**Task**. Give back every entry exactly; drop the pictures.

Collected data

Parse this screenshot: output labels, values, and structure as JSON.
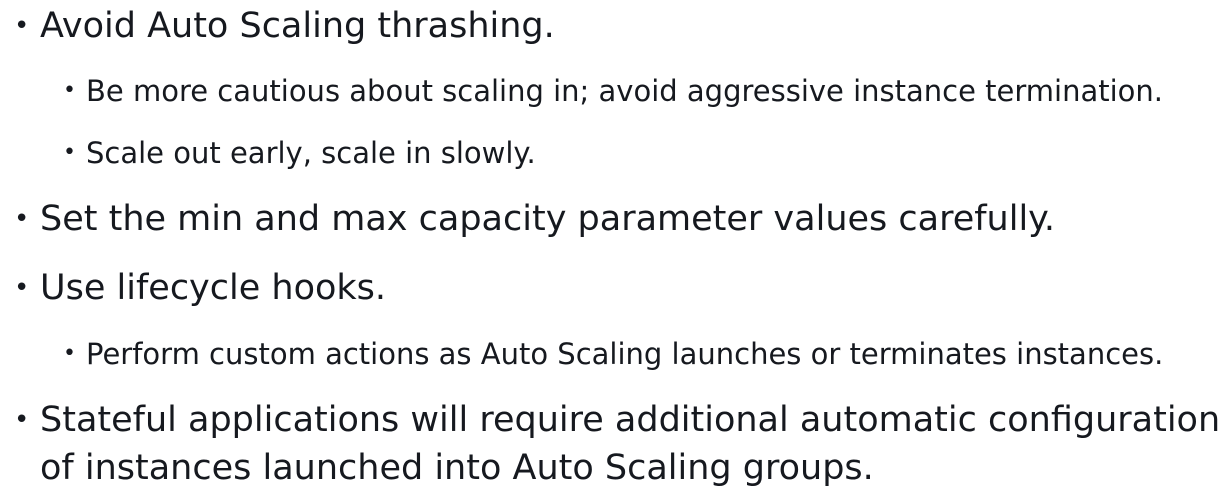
{
  "bullets": {
    "b1": "Avoid Auto Scaling thrashing.",
    "b1_sub1": "Be more cautious about scaling in; avoid aggressive instance termination.",
    "b1_sub2": "Scale out early, scale in slowly.",
    "b2": "Set the min and max capacity parameter values carefully.",
    "b3": "Use lifecycle hooks.",
    "b3_sub1": "Perform custom actions as Auto Scaling launches or terminates instances.",
    "b4_line1": "Stateful applications will require additional automatic configuration",
    "b4_line2": "of instances launched into Auto Scaling groups."
  },
  "bullet_glyph": "•",
  "colors": {
    "text": "#16191f",
    "background": "#ffffff"
  }
}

**Solution for this problem**.
Parse this screenshot: output labels, values, and structure as JSON.
{
  "bullets": {
    "b1": "Avoid Auto Scaling thrashing.",
    "b1_sub1": "Be more cautious about scaling in; avoid aggressive instance termination.",
    "b1_sub2": "Scale out early, scale in slowly.",
    "b2": "Set the min and max capacity parameter values carefully.",
    "b3": "Use lifecycle hooks.",
    "b3_sub1": "Perform custom actions as Auto Scaling launches or terminates instances.",
    "b4_line1": "Stateful applications will require additional automatic configuration",
    "b4_line2": "of instances launched into Auto Scaling groups."
  },
  "bullet_glyph": "•",
  "colors": {
    "text": "#16191f",
    "background": "#ffffff"
  }
}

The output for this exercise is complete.